The boundaries of the area to be added to Angell would be from the intersection of Forest Ave. and N. University west on N. University to S. State St., north on S. State St. to E. Huron, east on E. Huron to Ingalls, and north on Ingalls to a line beyond E. Catherine, east to the back lot line of homes on Glenn Ave. and north to the Huron River.

The proposed boundary for the area to be added to Bach would be from the intersection of the Ann Arbor Railroad and W. Huron St., north along the railroad to the point Kingsley, extended, then east on Kingsley to N. Main St. and then south to the intersection of Main and Huron.

The boundaries of the other five sections have not been completed, but they will be ready for board action next week, Powrie said today.

The school system would provide bus transportation for the Jones students assigned to the five other schools. The staff would try to enlist and coordinate volunteer help in providing transportation to individual students so that they would be free to participate in after-school activities.

The children will be sent to receiving schools in groups of about 30. This figure is based on current school population in the Jones district, but Powrie said that because many homes the area are owned by developers of commercial property the number of school children is declining.

Between the time the committee began drawing section lines and last night, the number of children in the area which would be annexed to Angell dropped from 27 to 11, he said.

After 1965 the students from the present Jones attendance would attend the junior high school which serves the elementary district to which they are assigned.

This would serve the double purpose of allowing Jones students to remain with their elementary school friends and equalizing the racial balance as planned.

Research, evaluation, and the junior highs, Powrie ex- (missing text)

(missing text) compilation of records should form an essential part of the project, the report recommended. The results of the reassignment should be known in much detail as possible to in future decisions, the board added.

Powrie was asked by board President N. Edd Miller to comment on the recent proposal by the Mack School Parent-Teacher Organization that 128 Mack students be added to the Jones district and included in the reassignment project.

The committee has not met since the proposal was made but the original citizens committee which studied racial imbalance in the city’s schools did recommend that the board postpone action on Mack until the effectiveness of the Jones project could be evaluated.
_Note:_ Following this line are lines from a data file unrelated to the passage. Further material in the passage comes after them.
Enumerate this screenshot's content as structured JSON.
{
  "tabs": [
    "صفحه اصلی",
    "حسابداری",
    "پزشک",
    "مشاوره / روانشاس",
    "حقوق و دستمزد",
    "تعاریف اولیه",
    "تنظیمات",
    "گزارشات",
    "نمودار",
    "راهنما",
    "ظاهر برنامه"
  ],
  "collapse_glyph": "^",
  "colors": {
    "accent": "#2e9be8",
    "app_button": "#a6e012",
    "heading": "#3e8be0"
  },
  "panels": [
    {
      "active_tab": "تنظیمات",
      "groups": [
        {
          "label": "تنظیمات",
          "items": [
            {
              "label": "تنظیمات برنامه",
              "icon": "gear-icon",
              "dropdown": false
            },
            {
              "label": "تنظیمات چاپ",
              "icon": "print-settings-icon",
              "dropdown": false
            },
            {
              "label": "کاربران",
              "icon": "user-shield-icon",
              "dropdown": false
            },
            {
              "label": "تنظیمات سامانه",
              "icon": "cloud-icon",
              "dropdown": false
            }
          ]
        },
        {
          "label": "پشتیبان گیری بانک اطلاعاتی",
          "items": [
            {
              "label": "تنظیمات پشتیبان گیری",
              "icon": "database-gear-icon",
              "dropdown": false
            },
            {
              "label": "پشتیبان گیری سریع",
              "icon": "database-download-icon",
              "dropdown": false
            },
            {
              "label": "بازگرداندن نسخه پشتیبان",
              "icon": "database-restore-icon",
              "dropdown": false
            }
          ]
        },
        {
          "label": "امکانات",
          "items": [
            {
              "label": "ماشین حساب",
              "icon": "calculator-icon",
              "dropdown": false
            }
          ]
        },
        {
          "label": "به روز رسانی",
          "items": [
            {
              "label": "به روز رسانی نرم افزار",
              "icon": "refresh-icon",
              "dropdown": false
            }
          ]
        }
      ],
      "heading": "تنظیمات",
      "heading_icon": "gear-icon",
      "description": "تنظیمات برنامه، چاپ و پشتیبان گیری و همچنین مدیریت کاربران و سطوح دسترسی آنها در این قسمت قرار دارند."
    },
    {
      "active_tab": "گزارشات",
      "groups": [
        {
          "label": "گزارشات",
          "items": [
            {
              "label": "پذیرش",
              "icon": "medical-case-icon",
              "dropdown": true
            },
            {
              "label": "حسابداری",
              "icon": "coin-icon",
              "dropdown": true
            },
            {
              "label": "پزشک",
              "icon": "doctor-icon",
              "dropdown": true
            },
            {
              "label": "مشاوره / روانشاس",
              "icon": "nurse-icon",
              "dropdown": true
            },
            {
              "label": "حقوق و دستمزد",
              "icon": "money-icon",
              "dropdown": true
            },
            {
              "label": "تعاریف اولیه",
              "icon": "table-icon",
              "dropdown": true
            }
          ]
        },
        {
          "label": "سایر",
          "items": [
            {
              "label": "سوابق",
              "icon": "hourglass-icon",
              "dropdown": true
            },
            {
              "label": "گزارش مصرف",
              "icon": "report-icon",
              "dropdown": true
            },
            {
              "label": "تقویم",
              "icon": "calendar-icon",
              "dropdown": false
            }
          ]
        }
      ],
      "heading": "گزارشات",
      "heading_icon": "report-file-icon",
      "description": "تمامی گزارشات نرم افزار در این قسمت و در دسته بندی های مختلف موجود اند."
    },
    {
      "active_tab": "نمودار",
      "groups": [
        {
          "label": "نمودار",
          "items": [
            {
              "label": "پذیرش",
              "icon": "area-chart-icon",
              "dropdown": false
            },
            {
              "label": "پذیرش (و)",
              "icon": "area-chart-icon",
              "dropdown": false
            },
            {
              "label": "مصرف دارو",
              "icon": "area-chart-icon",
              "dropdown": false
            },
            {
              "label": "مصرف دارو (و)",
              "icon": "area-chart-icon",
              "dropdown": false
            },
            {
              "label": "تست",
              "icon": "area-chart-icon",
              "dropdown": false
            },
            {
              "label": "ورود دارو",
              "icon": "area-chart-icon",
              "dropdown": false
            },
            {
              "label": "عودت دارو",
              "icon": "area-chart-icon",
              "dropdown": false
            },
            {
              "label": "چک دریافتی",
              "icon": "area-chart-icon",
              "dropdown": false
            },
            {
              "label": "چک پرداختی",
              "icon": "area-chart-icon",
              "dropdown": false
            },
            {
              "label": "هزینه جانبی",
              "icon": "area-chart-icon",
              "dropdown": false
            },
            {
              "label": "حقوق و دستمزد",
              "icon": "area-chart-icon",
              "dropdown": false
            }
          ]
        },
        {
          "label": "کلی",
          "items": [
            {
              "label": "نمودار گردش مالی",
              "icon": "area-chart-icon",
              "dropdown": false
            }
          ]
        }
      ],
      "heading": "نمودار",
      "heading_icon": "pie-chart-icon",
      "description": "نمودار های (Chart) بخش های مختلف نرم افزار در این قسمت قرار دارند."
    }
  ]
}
Adding 128 students to the 170 already at Jones would make the present reassignment proposal almost impossible Powrie said. “Double shifting” between schools would be necessary to provide racial balance and adequate classroom space for the larger number of children, he added.

The report indicated that the committee eliminated Mack and Northside for reassignment of Jones students because of their already high Negro enrollment.

Dixboro, Carpenter, and Meadowviewer were eliminated because of their distance from
Jones and their small size with Burns Park, Abbott, Haisley, Eberwhite, and Wines out of the picture because they already have large enrollments.

Angell and Bach were included because of their nearness to Jones, and the other five schools were suggested because of their class sizes, total enrollment and rooms.

Lawton, Mitchell, Stone, Thurston and Bader are considered reserve receiver schools if changes are necessary.

The recommendations were based on committee meetings with Jones Principal Robert Stevenson, Supt. Jack Elzay, community resource people experienced with the problems of Negroes and youth, and surveys by elementary principals throughout the system to determine their potential enrollments for the next two or three years.

The committee has been meeting since it was appointed by the board in the fall.

Some of their recommendations relating to additional counseling, testing, library and n hour services for receiver schools will be brought up again in the report of the committee studying pupil-personnel services.

Board members asked i questions, but made no comments on the recommendations, which will be on next week’s agenda as an action item.